'I've Never Seen It This Bad:' Game Developers Explain the Huge Layoffs Hitting Riot, Epic, and More
12.02.2024 - 19:07
In August of last year, Ascendant Studios developer Aaron (name changed for anonymity) was ready to take a well-deserved victory lap. He had crunched hard with many of his colleagues in the final sprint to complete Ascendant’s debut game, Immortals of Aveum, but the team had finally done it. He attended a launch party in the Bay Area where he celebrated with his colleagues, some of whom he said had to pay partially out of pocket to make the trip. But while the event was supposed to be jubilant, there was an uneasy atmosphere: it seemed like Immortals of Aveum wasn’t performing especially well. At the party, developers kept asking leadership how the game was doing, only to be met with non-committal answers.
A few weeks later, almost half of the studio – Aaron included – had been laid off, with managers citing Immortals of Aveum’s underperformance.
Ascendant Studios was just one of numerous studios that has laid off a chunk of its workforce in the last year, and a half as part of an ongoing trend of mass layoffs impacting studios large and small.
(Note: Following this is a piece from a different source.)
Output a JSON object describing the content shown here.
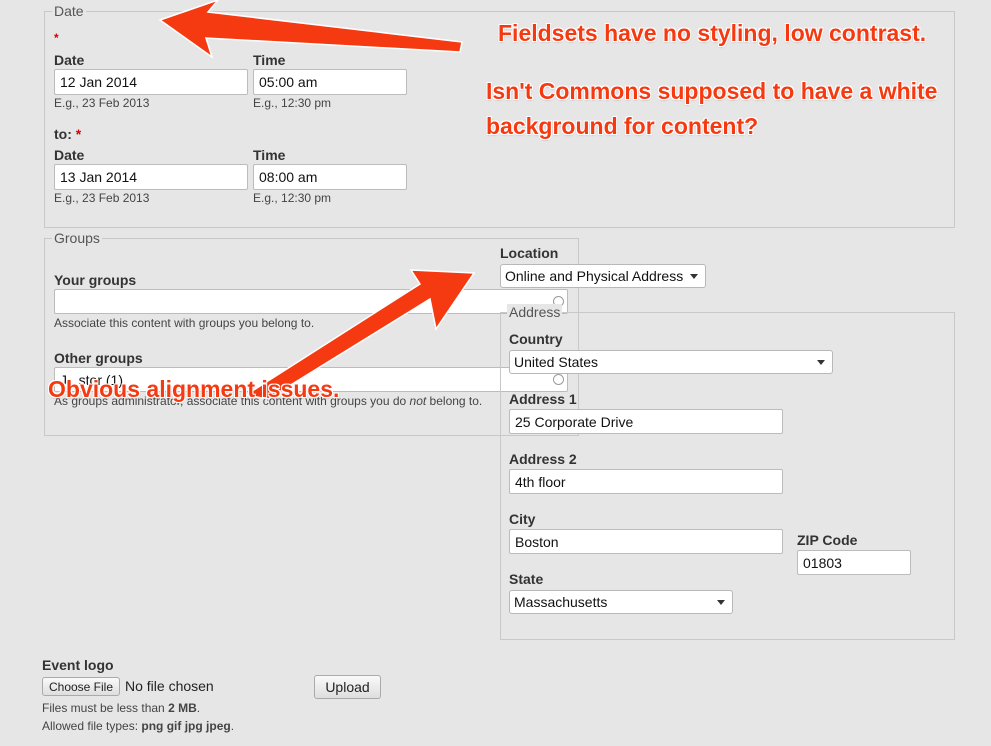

There have been many attempts to answer the question of why exactly this is happening, with analysts, CEOs, and other industry experts weighing in on discussions trying to explain it. The commonly-cited villain was fairly straightforward: COVID-19. Take-Two CEO Strauss Zelnick actually put it quite effectively to us when we asked him about layoffs last November:
"With regard to the industry, I do think people got a little fat and happy during the pandemic," he said. "I think there was a perception on the part of many that the music would never stop."
Zelnick was stating a refrain we've heard elsewhere: the big surge in spending during the pandemic effectively tricked a lot of companies into overspending, overhiring, overestimating. Then, when games revenues leveled back out in 2022 or so as gamers left the house again, cuts had to be made. The ESA has touted this explanation, as has the IGDA. A Tencent business development director told NPR the same thing. It's a likely and understandable explanation given the havoc the pandemic wreaked everywhere.
But it isn’t the entire story. Layoffs like the ones at Ascendant don’t fit in with the pandemic narrative. And with over 10,000 layoffs in 2023, and over 6,000 more in 2024, simply saying that companies got a little too eager during a global pandemic is starting to sound overly trite. Even executives are starting to sense they can’t rely on this explanation. In Riot Games’ public statement explaining the reasoning behind layoffs affecting 530 individuals, or 11% of all of Riot Games, Riot admitted that the decisions that led to these cuts were made long before the pandemic began:
In this letter, Riot publicly admitted a